Contrary to the general belief that a majority of pregnant women undergo ultrasonography (USG) only for sex selection, a study shows that 80 per cent of them have given live birth and the remaining had either undergone a pregnancy loss or both live births and abortion.
Only 5.4 per cent women who had reported at least one pregnancy loss including still birth, spontaneous abortion and induced abortion, had undergone an ultrasound test during the reference period indicating a high likelihood that a portion of these could have opted for sex selective abortion barring skill births, spontaneous abortions, major fetal anomalies and pregnancies endangering mother’s health.
Statistics also revealed that women seeking ante-natal care and those who were alerted for any pregnancy complications were more likely to undergo the USG test. The analysis has also shown a higher likelihood of use of ultrasound among women with only one daughter compared to those having only one son.
In a paper “Understanding the role of ultrasound in improving maternal care in India,” Sushanta K. Banerjee of Ipas-India and Sanjay K. Mohanty of International Institute for Population Sciences have examined the linkages between pregnancy loss (including induced abortions, spontaneous abortions and still births) using the data of the third round of National Family Health Survey, and concluded that increased use in USG is predominantly due to increase in prenatal care and to identify pregnancy complications.
The study is based on 41,376 women who were pregnant anytime during the past five years. Among them, 80 per cent had given one or more births in the given period without any pregnancy loss while 20 per cent had at least one pregnancy loss during one of their pregnancies.
Of those who had at least one USG for any of their pregnancies during the reference period, 80 per cent had one (51 per cent) or more (29 per cent) live births without any pregnancy loss, 9 per cent had one live birth and one pregnancy loss, 5 per cent had one pregnancy loss and two or more live births, another five per cent had one or more pregnancy loss and no birth and one had two or more pregnancy loss and one or two more births.

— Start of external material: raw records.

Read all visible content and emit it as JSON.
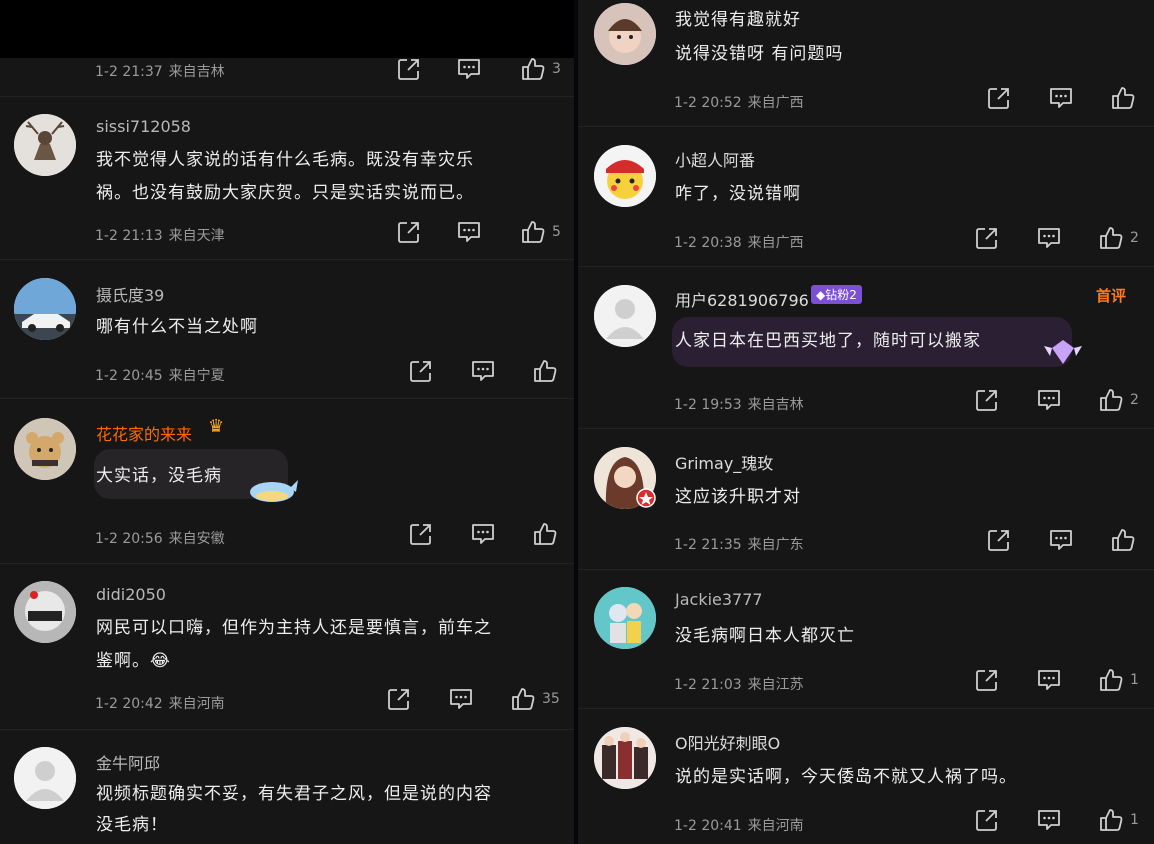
{
  "left": {
    "top_meta": {
      "time": "1-2 21:37",
      "loc": "来自吉林",
      "likes": "3"
    },
    "comments": [
      {
        "user": "sissi712058",
        "line1": "我不觉得人家说的话有什么毛病。既没有幸灾乐",
        "line2": "祸。也没有鼓励大家庆贺。只是实话实说而已。",
        "time": "1-2 21:13",
        "loc": "来自天津",
        "likes": "5"
      },
      {
        "user": "摄氏度39",
        "line1": "哪有什么不当之处啊",
        "time": "1-2 20:45",
        "loc": "来自宁夏",
        "likes": ""
      },
      {
        "user": "花花家的来来",
        "line1": "大实话，没毛病",
        "time": "1-2 20:56",
        "loc": "来自安徽",
        "likes": ""
      },
      {
        "user": "didi2050",
        "line1": "网民可以口嗨，但作为主持人还是要慎言，前车之",
        "line2": "鉴啊。",
        "emoji": "😂",
        "time": "1-2 20:42",
        "loc": "来自河南",
        "likes": "35"
      },
      {
        "user": "金牛阿邱",
        "line1": "视频标题确实不妥，有失君子之风，但是说的内容",
        "line2": "没毛病！"
      }
    ]
  },
  "right": {
    "comments": [
      {
        "line1": "我觉得有趣就好",
        "line2": "说得没错呀 有问题吗",
        "time": "1-2 20:52",
        "loc": "来自广西",
        "likes": ""
      },
      {
        "user": "小超人阿番",
        "line1": "咋了，没说错啊",
        "time": "1-2 20:38",
        "loc": "来自广西",
        "likes": "2"
      },
      {
        "user": "用户6281906796",
        "badge": "钻粉2",
        "tag": "首评",
        "line1": "人家日本在巴西买地了，随时可以搬家",
        "time": "1-2 19:53",
        "loc": "来自吉林",
        "likes": "2"
      },
      {
        "user": "Grimay_瑰玫",
        "line1": "这应该升职才对",
        "time": "1-2 21:35",
        "loc": "来自广东",
        "likes": ""
      },
      {
        "user": "Jackie3777",
        "line1": "没毛病啊日本人都灭亡",
        "time": "1-2 21:03",
        "loc": "来自江苏",
        "likes": "1"
      },
      {
        "user": "O阳光好刺眼O",
        "line1": "说的是实话啊，今天倭岛不就又人祸了吗。",
        "time": "1-2 20:41",
        "loc": "来自河南",
        "likes": "1"
      }
    ]
  },
  "icons": {
    "share": "share-icon",
    "reply": "reply-icon",
    "like": "thumbs-up-icon"
  },
  "colors": {
    "background": "#161616",
    "text": "#ededed",
    "meta": "#9a9a9a",
    "highlight_name": "#ff6a00",
    "badge": "#7b4fd6"
  }
}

In other words, majority of the women who had undergone at least one USG had at least one live birth in the reference period. Among women who had only a live birth, 29 per cent had a USG done as compared to 36 per cent among those who had at least one pregnancy loss or both live births and pregnancy loss.
However, the analysis based on NFHS data has some limitations as it cannot be identified whether the loss is due to induced abortion, spontaneous or still birth.
Results also show that among women who had given live birth and did not have any pregnancy loss, a significantly higher proportion (45 per cent) of them availed the USG test. These women were not seeking USG for identification of sex of the foetus but were possibly interested in the development of it based on a medical practitioner’s advice.
An analysis of 16,000 women also found that among those who were alerted for pregnancy complications like vaginal bleeding, 64 per cent of them were likely to go for USG compared to 38 per cent who were not alerted.